Silencing the inner critic totally isn’t necessarily possible, it’s going to start talking when we are tired and stressed. It’s again important for those we work with and care for to know that. It is possible to dilute it. It’s so very important that we all have self care and that we are kind to ourselves. I know during the times when I worked hard on my own problems, I viewed myself as an athlete. Not in the way I had a perfect body!!! (inner critic still present). In the way that if I did not ‘train’ every day, how could I possibly recover. Time factor was important. For me, I needed to mentally be in the right place by a certain date or what was the point. I was in fact told to train like this by therapists. I was told that when I failed, I wasn’t engaging. I was just point blank terrified of the task I’d been set. All this did was put me under pressure, make me keep placing myself in stressful situations to try to prove/disprove that I was ‘ready’ or ‘recovered’. Ultimately, most of these scenarios failed and only served to reinforce the inner critic, sitting on on my shoulder, providing so much negative talk. As an adult, I had a choice what I did. But actually, I wasn’t giving myself any choices. I was putting myself under immense pressure to perform and recover. In effect, by setting some goals for those we educate and care for, we are doing the same. This is without their own inner critic sending negative messages.
This is not to suggest that we don’t have goals but that we achieve them in a different way. The main thing I have discovered is that you can’t build on rocky foundations. Meaning, we can’t treat the symptom, without treating the person first. If we carry on only providing intervention and support for the presenting problem, it will continue to arise if you don’t get to the root cause, it just manifest itself in a different place or presenting way. I’ve read a lot about metacognition and in many ways what I’ve written about in this blog is in essence simply that. However, we do need to go that next step and look at the inner critic and belief systems.
Where is you happy place? .
Credit image from Integrated Learning Strategies

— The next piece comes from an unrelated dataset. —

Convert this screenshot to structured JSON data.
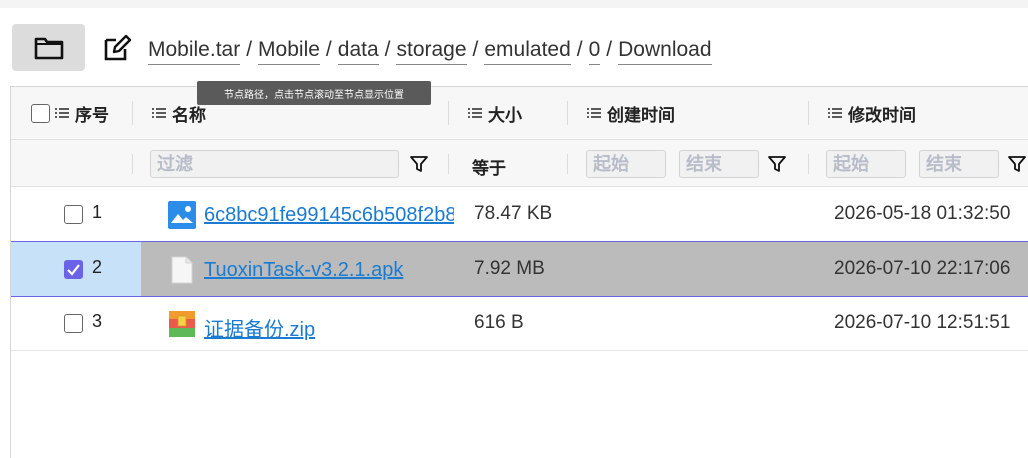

In order to tackle the problem about core beliefs, it works better if you are in a good place. To get there you need to be in a happy place, feeling good about yourself. Being kind to yourself, having ‘me time’, if only for 15 mins a day. I know I can hear everyone shouting at the screen, “I can’t even go to the loo on my own without being shouted”. However, you can’t run on an empty tank. We know we need it as adults and so do our young people. For me, my happy place is a spa day, listening to zen music, a walk next to a babbling brook, smelling the delicate spices of a honeysuckle or lilac blossom, listening to the birds, watching the changes in nature and scenery. For my learner, they enjoy working on a farm and probably due to their ASD, need that sensory feedback to feel ‘balanced’. We spoke about perhaps a physical happy place they enjoyed being. It can be difficult for some people to simply relax and imagine that place. The image above may be helpful to help start a conversation with younger people. It’s important to be able to feel balanced and safe within yourself. When we feel unsafe and anxious, we need to be able to find that place of safety in our own minds. Without that it’s difficult to make progress.